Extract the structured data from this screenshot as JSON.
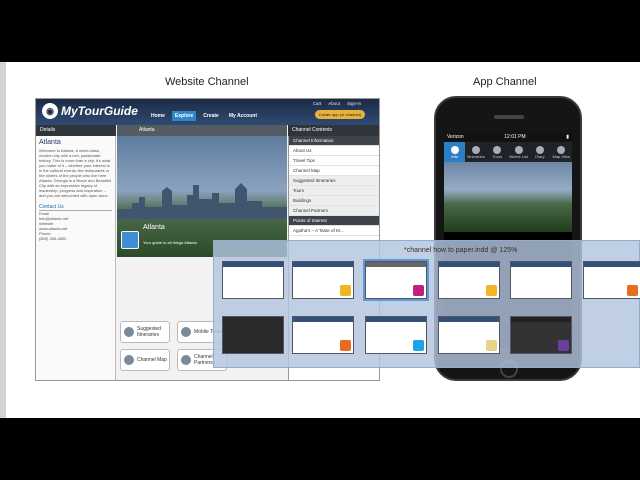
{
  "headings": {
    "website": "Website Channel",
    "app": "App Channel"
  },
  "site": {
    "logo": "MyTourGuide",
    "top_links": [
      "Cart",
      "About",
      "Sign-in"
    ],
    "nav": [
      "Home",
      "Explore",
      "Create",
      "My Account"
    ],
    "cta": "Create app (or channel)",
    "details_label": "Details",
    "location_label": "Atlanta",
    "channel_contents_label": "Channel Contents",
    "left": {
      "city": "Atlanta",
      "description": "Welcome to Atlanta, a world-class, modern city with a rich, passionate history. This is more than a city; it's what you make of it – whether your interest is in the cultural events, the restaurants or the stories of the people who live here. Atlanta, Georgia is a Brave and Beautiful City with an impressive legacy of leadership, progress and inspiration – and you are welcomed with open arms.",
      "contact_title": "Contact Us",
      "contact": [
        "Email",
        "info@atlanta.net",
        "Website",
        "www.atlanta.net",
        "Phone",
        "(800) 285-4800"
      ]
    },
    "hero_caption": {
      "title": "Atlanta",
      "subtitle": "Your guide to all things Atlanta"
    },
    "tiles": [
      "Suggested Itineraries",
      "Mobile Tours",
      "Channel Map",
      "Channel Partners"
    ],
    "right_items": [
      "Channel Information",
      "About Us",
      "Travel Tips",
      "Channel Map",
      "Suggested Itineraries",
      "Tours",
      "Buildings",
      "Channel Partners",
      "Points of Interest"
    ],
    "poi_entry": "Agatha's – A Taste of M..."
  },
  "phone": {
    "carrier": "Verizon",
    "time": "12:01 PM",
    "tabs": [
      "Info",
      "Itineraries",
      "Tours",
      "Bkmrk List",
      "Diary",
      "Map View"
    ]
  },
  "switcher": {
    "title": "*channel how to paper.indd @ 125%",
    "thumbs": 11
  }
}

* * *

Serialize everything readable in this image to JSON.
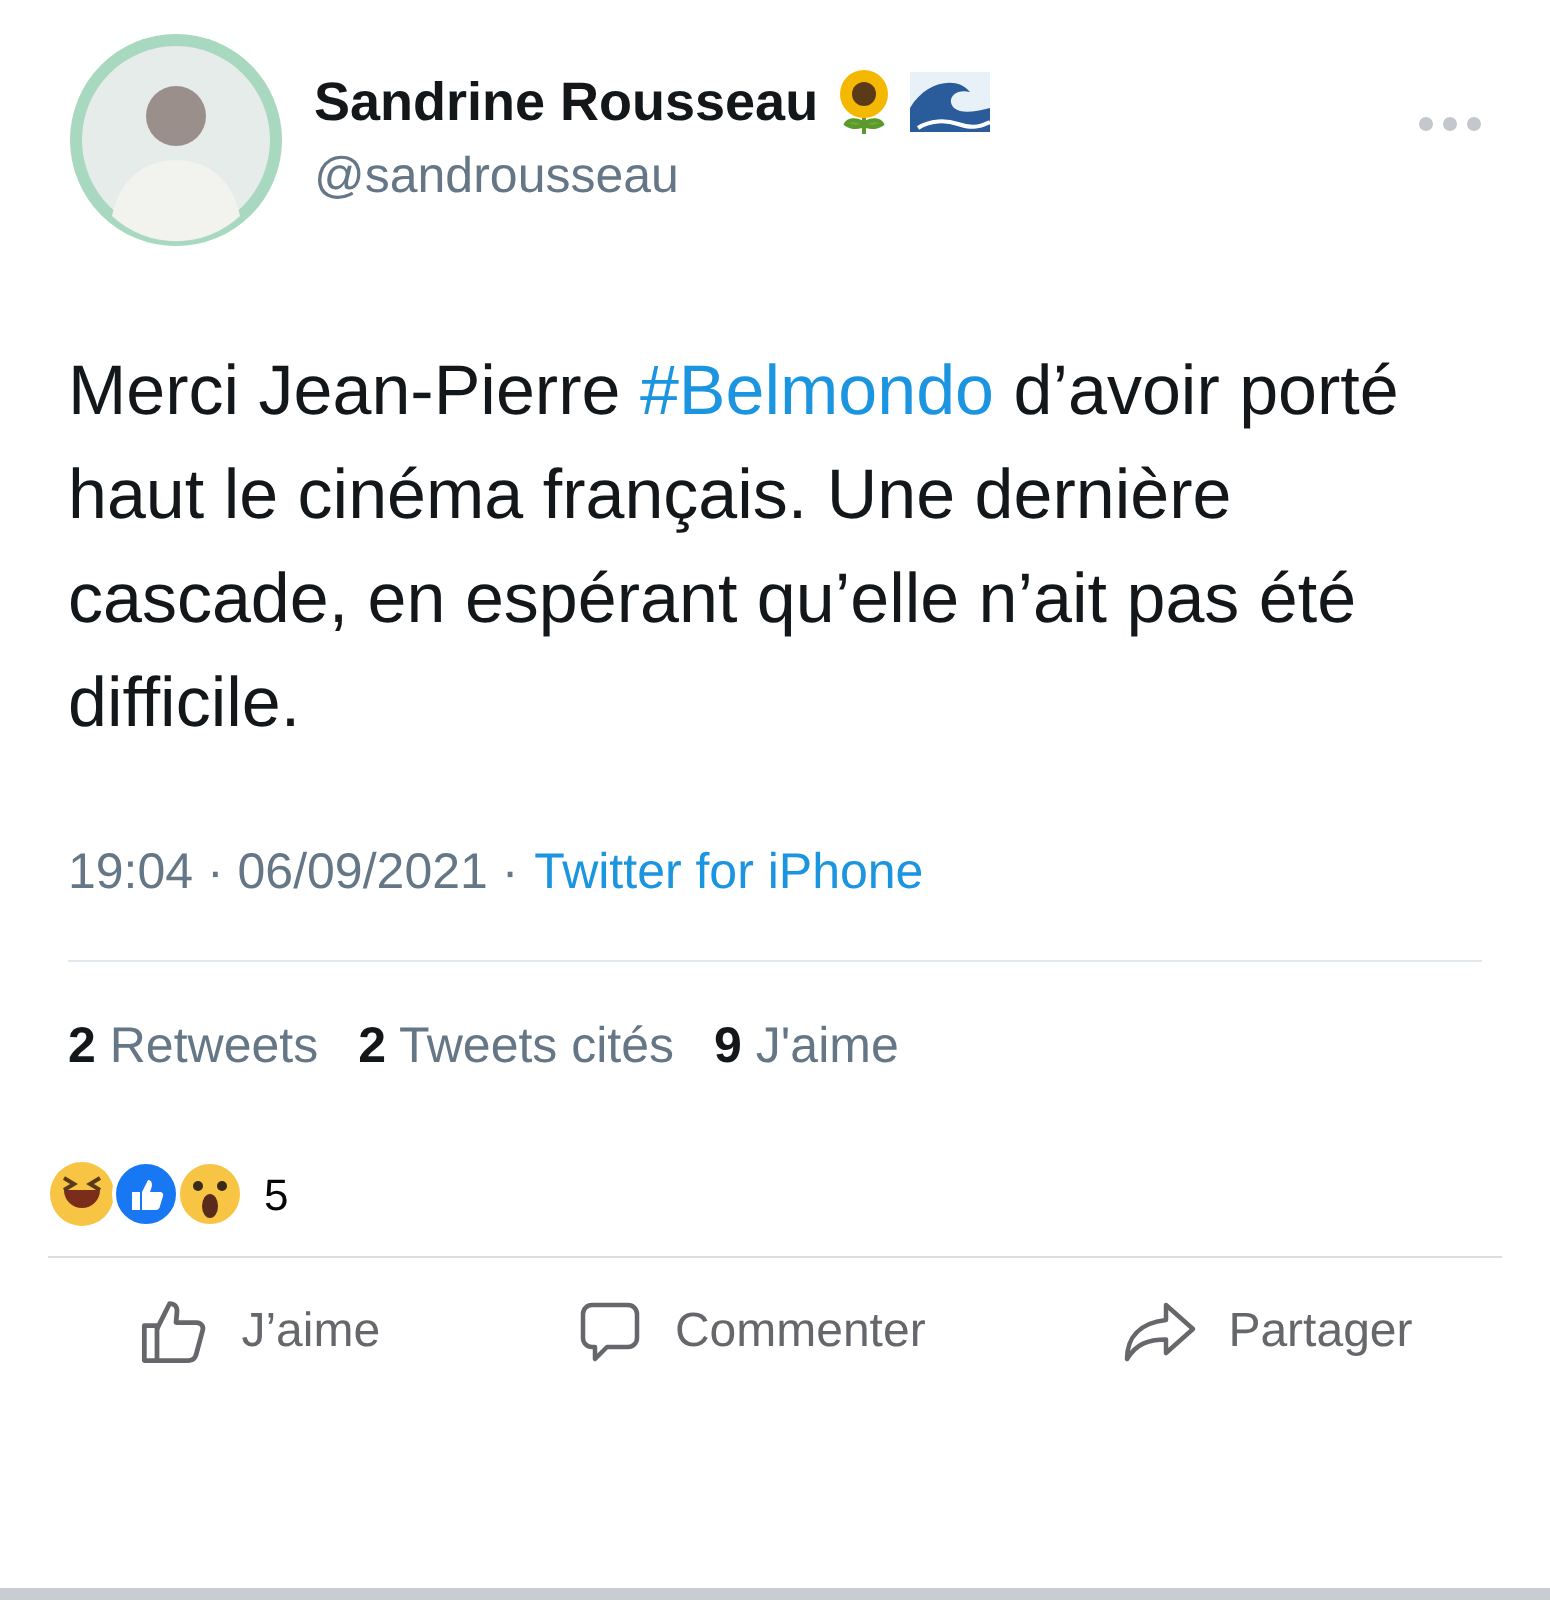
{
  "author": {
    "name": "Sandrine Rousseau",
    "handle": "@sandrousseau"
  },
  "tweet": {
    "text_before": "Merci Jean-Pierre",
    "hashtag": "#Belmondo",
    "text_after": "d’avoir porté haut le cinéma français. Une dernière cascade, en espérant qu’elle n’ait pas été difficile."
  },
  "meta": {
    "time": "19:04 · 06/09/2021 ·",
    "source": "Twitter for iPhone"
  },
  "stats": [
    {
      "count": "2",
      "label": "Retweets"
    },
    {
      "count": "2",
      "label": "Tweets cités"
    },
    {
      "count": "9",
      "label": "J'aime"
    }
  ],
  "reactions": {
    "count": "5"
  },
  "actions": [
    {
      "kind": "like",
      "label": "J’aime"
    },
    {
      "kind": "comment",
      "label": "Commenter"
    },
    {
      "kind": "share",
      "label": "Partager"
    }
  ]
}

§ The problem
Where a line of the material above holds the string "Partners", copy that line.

§ Task answer
      "Channel Partners"
      "Channel Partners",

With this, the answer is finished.